In today’s modern economy, businesses rely on their IT networks more than ever before. But with that reliance comes big risks.
Recent data from a variety of sources highlight the growing costs of network downtime. In 2019, for example, Facebook estimated that the 14-hour outage it suffered on March 13th cost the firm more than $90 million. Furthermore, in 2016, Delta Airlines reported that a five-hour disruption of its IT system led to a loss of business, totaling a staggering $150 million, proving that it is not just companies in the tech sector that suffer when there are outages.
The lesson from the above examples is clear: if downtime is something that can affect the big players, it can harm the little guys too. In reality, though, the problems for small companies are probably worse. While the likes of Facebook and Delta Airlines can call upon their enormous internal computing resources to quickly fix unexpected issues as they arise, smaller firms usually can’t.
A recent IBM study reveals just how damaging outages are for business. It found that IT outages cost the average US firm more than $8.19 million in lost revenue, brand damage, and lost productivity.
Granted, the data above include mainly multinationals, but even the losses for small companies from downtime can be substantial. A report from Atlassian, for example, found that companies employing fewer than fifty people still lost between $137 and $427 per minute when their IT infrastructure went offline.
The Rise of Managed Service Providers

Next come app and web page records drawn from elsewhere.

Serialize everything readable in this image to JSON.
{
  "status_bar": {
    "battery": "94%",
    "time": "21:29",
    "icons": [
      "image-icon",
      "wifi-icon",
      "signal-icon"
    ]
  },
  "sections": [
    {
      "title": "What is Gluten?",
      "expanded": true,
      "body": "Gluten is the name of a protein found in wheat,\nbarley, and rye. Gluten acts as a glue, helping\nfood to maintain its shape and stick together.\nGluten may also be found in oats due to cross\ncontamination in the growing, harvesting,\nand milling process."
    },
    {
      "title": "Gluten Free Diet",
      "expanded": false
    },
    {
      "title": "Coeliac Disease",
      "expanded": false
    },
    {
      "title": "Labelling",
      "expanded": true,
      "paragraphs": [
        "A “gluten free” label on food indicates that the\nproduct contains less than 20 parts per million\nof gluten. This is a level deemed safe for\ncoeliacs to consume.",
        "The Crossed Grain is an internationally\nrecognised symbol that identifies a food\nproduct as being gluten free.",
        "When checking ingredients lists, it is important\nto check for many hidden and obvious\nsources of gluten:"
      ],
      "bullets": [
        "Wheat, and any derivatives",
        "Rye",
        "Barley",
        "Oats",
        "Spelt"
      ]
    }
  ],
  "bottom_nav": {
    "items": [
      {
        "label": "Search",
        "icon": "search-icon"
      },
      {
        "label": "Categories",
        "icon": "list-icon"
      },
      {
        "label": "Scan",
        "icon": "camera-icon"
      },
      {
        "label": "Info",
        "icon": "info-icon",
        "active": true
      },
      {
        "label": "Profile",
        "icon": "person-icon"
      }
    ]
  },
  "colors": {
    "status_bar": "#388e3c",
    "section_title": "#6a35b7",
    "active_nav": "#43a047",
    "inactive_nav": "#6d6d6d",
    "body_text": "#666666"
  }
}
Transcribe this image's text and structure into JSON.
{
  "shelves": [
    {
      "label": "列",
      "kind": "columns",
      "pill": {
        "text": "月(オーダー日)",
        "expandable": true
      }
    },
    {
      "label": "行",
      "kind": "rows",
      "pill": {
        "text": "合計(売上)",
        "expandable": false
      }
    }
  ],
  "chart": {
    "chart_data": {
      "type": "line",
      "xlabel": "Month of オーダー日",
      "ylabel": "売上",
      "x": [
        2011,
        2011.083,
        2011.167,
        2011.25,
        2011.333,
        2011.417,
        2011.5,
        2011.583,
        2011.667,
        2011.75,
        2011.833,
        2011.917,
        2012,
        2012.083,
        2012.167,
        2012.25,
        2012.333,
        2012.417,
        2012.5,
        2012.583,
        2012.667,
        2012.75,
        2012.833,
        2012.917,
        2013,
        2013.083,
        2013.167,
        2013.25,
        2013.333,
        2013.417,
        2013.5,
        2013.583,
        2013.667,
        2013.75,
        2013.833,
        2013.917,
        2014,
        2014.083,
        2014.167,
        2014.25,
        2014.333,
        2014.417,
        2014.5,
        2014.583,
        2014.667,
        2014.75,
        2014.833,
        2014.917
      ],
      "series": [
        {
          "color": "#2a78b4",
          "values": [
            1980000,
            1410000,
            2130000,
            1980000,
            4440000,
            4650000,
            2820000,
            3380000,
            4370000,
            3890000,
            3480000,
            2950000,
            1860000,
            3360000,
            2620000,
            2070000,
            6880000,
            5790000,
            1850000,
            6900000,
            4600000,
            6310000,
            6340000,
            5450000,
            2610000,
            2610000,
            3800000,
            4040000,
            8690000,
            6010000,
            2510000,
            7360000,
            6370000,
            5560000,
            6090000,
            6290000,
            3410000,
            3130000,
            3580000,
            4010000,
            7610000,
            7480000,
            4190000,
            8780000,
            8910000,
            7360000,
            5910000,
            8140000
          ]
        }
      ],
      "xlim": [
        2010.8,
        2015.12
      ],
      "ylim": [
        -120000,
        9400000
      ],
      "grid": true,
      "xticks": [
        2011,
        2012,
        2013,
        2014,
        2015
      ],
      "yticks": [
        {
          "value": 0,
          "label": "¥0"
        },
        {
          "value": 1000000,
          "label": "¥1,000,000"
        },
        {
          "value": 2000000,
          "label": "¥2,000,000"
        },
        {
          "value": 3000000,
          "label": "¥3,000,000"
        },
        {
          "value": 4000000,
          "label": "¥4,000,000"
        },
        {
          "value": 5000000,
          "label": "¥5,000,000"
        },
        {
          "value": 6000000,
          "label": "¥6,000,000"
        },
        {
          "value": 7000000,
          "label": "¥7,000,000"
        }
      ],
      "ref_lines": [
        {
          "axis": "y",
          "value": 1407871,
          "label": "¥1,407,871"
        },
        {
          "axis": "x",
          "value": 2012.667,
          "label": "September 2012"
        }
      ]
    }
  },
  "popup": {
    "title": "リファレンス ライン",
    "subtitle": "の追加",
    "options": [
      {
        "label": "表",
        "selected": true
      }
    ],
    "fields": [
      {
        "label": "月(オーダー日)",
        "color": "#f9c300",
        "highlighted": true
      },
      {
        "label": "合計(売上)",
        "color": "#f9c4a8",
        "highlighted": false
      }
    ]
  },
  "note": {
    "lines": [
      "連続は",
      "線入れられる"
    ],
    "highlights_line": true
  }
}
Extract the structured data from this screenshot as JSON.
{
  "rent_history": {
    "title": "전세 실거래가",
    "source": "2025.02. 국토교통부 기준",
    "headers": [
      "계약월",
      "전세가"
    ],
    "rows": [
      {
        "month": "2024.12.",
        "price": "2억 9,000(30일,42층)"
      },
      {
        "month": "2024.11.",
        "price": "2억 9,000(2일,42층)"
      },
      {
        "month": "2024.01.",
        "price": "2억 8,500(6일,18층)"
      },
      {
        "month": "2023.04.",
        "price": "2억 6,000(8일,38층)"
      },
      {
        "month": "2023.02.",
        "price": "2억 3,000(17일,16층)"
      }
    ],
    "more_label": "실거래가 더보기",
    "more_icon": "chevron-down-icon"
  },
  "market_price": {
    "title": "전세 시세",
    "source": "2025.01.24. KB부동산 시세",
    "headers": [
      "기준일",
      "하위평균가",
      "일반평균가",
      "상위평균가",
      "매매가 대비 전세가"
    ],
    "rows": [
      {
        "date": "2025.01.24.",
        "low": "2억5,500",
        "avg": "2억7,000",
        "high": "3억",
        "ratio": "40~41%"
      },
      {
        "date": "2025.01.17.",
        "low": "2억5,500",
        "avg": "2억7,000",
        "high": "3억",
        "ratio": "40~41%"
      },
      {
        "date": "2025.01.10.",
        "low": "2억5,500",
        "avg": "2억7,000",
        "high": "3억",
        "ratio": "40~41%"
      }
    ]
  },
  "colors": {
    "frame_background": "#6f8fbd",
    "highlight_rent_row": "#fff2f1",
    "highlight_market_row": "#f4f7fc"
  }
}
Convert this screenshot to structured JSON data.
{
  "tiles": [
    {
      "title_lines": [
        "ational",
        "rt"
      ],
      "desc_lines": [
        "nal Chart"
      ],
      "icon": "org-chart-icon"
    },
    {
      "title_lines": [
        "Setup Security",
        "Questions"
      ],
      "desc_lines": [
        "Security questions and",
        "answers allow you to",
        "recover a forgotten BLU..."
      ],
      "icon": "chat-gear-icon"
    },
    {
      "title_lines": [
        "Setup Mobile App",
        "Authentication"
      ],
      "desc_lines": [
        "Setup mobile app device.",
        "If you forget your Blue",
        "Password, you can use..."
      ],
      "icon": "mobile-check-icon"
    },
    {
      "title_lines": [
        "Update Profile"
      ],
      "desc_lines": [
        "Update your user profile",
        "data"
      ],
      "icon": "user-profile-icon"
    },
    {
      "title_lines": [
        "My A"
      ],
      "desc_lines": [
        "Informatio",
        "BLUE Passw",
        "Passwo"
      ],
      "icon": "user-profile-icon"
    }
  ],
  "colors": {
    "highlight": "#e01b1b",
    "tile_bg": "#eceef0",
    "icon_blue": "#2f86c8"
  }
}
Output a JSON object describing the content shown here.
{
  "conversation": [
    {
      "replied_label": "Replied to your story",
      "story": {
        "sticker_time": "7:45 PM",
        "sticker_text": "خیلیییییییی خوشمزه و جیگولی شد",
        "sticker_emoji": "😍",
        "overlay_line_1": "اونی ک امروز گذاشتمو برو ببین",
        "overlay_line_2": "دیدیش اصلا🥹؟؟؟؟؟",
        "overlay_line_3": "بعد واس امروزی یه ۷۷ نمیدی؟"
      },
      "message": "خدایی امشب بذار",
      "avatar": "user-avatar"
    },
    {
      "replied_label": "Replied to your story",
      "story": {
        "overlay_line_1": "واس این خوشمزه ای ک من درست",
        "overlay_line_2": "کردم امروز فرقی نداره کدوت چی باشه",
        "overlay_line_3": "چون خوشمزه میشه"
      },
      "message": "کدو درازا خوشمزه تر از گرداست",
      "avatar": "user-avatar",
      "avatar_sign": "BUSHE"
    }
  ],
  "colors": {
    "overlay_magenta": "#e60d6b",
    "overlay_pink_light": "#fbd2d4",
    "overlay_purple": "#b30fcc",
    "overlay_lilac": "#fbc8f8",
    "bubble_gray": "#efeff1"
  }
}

It should come as no surprise, therefore, that companies are increasingly looking for ways to eliminate the risk of downtime and keep their businesses operational 24-hours per day. For many, it is clear that the old break/fix strategy of waiting for problems to arise until they get fixed is unfit for the modern era. Firms are now far too dependent on their IT systems to risk waiting for an outage to occur before doing anything about it.
For this reason, we’re seeing the rise in businesses hiring Managed Service Providers or MSPs. Here, businesses outsource their network management to third-party providers who render services through the cloud. Companies pay a monthly fee, and in return, they get all of their IT needs taken care of for them.
These MSPs offer compelling benefits for small businesses whose networks keep going down. Rather than waiting for problems to arise, these agencies continually scan company systems, looking for issues that might put them at risk.
Leading IT services companies, for instance, use a variety of active monitoring techniques that detect and eliminate potential sources of downtime. One of the most interesting examples is software that can track the warning signs of hard drive degradation. MSPs can see that a drive is going to fail long before it becomes evident to in-house IT professionals and swap it out for a new one before it puts company data at risk.
These services also monitor network activity 24-hours a day—something that was nearly impossible for all but the biggest companies in the past. Typically, they use a combination of both software and human-based monitoring to seek out dangerous data breaches and plug before they lead to outages.
Because MSPs employ seasoned IT professionals, they also offer companies another benefit: the ability to actively identify security defects and patch them before they become fully-fledged issues. MSPs are using their experience in cybersecurity to provide advice and strategy recommendations to their customers, bolstering their systems.
The Full Cost of Downtime
The uptake of MSPs is likely to increase as more businesses come to understand the full cost of downtime. Currently, company executives fixate on lost revenue, but there are many more expenses involved.
Ponemon, for example, suggests that the most substantial cost to a business from downtime is customer churn and damage to reputation. Lost revenue was secondary in importance. The agency also identified what it called “lost internal productivity.” Downtime, it found, didn’t just affect the IT team responsible for resolving the incident, but practically everyone else in the company, even if they didn’t rely on IT systems directly. When employees cannot access internet resources, they cannot share their findings with others, breaking entire teams in the process.
As the adverse effects of downtime become more pronounced, firms will soon give up on managing their own networks. Instead, they’ll move towards MSPs as the safer and more affordable option.